In general relativity, a **synchronous reference system** is a coordinate system in which the metric takes the form

d
s
2
=
−
d
t
2
+
h
a
b
d
x
a
d
x
b
,

where the Latin indices *a* and *b* are summed over the *spatial* directions and
h
a
b
is a spatial metric. Any metric can locally be put into this form by a coordinate transformation. This coordinate condition is called "synchronous" because the *t* coordinate defines proper time for all comoving observers. However, it is not uniquely defined, and therefore is not a gauge, as the spacelike hypersurface at
t
=
0
can be chosen arbitrarily. Another problem with the reference system is that caustics can occur which cause the gauge choice to break down. These problems have caused some difficulties doing cosmological perturbation theory in this system, but the problems are now well understood.
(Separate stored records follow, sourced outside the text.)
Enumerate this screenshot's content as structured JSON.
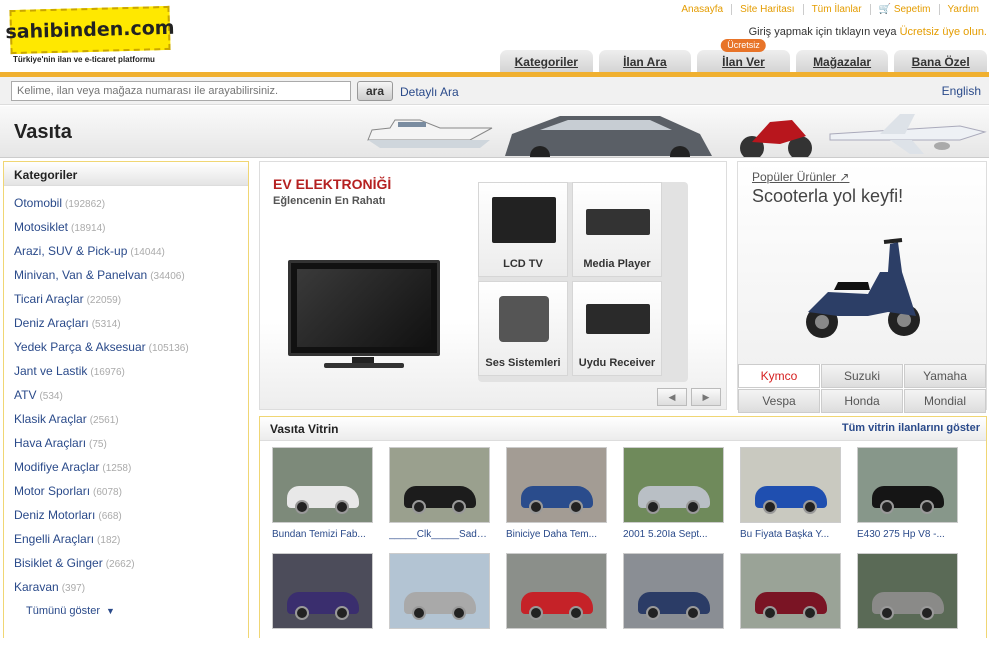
{
  "top_links": [
    "Anasayfa",
    "Site Haritası",
    "Tüm İlanlar",
    "Sepetim",
    "Yardım"
  ],
  "logo_text": "sahibinden.com",
  "slogan": "Türkiye'nin ilan ve e-ticaret platformu",
  "login": {
    "text": "Giriş yapmak için tıklayın veya",
    "link": "Ücretsiz üye olun."
  },
  "tabs": [
    {
      "label": "Kategoriler"
    },
    {
      "label": "İlan Ara"
    },
    {
      "label": "İlan Ver",
      "badge": "Ücretsiz"
    },
    {
      "label": "Mağazalar"
    },
    {
      "label": "Bana Özel"
    }
  ],
  "search": {
    "placeholder": "Kelime, ilan veya mağaza numarası ile arayabilirsiniz.",
    "button": "ara",
    "advanced": "Detaylı Ara",
    "language": "English"
  },
  "banner_title": "Vasıta",
  "categories": {
    "heading": "Kategoriler",
    "items": [
      {
        "label": "Otomobil",
        "count": "(192862)"
      },
      {
        "label": "Motosiklet",
        "count": "(18914)"
      },
      {
        "label": "Arazi, SUV & Pick-up",
        "count": "(14044)"
      },
      {
        "label": "Minivan, Van & Panelvan",
        "count": "(34406)"
      },
      {
        "label": "Ticari Araçlar",
        "count": "(22059)"
      },
      {
        "label": "Deniz Araçları",
        "count": "(5314)"
      },
      {
        "label": "Yedek Parça & Aksesuar",
        "count": "(105136)"
      },
      {
        "label": "Jant ve Lastik",
        "count": "(16976)"
      },
      {
        "label": "ATV",
        "count": "(534)"
      },
      {
        "label": "Klasik Araçlar",
        "count": "(2561)"
      },
      {
        "label": "Hava Araçları",
        "count": "(75)"
      },
      {
        "label": "Modifiye Araçlar",
        "count": "(1258)"
      },
      {
        "label": "Motor Sporları",
        "count": "(6078)"
      },
      {
        "label": "Deniz Motorları",
        "count": "(668)"
      },
      {
        "label": "Engelli Araçları",
        "count": "(182)"
      },
      {
        "label": "Bisiklet & Ginger",
        "count": "(2662)"
      },
      {
        "label": "Karavan",
        "count": "(397)"
      }
    ],
    "show_all": "Tümünü göster"
  },
  "promo": {
    "title": "EV ELEKTRONİĞİ",
    "subtitle": "Eğlencenin En Rahatı",
    "cells": [
      "LCD TV",
      "Media Player",
      "Ses Sistemleri",
      "Uydu Receiver"
    ]
  },
  "popular": {
    "link": "Popüler Ürünler",
    "title": "Scooterla yol keyfi!",
    "brands": [
      "Kymco",
      "Suzuki",
      "Yamaha",
      "Vespa",
      "Honda",
      "Mondial"
    ]
  },
  "vitrin": {
    "heading": "Vasıta Vitrin",
    "all_link": "Tüm vitrin ilanlarını göster",
    "items": [
      {
        "caption": "Bundan Temizi Fab...",
        "color": "#e8e8e8",
        "bg": "#7d8a7a"
      },
      {
        "caption": "_____Clk_____Sade...",
        "color": "#1c1c1c",
        "bg": "#9aa08e"
      },
      {
        "caption": "Biniciye Daha Tem...",
        "color": "#2a4c8c",
        "bg": "#a39c94"
      },
      {
        "caption": "2001 5.20İa Sept...",
        "color": "#b9bfc5",
        "bg": "#6f8a5b"
      },
      {
        "caption": "Bu Fiyata Başka Y...",
        "color": "#1f4fb0",
        "bg": "#c9c9c0"
      },
      {
        "caption": "E430 275 Hp V8 -...",
        "color": "#151515",
        "bg": "#87978a"
      },
      {
        "caption": "",
        "color": "#3a2e6e",
        "bg": "#4c4c5a"
      },
      {
        "caption": "",
        "color": "#a9a9a9",
        "bg": "#b3c4d3"
      },
      {
        "caption": "",
        "color": "#c52228",
        "bg": "#8b8f8a"
      },
      {
        "caption": "",
        "color": "#2b3c66",
        "bg": "#8a8e94"
      },
      {
        "caption": "",
        "color": "#7a1424",
        "bg": "#9aa397"
      },
      {
        "caption": "",
        "color": "#8a8a88",
        "bg": "#5a6a56"
      }
    ]
  }
}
Synchronous coordinates are generally considered the most efficient reference system for doing calculations, and are used in many modern cosmology codes, such as CMBFAST. They are also useful for solving theoretical problems in which a spacelike hypersurface needs to be fixed, as with spacelike singularities.

See also Normal coordinates.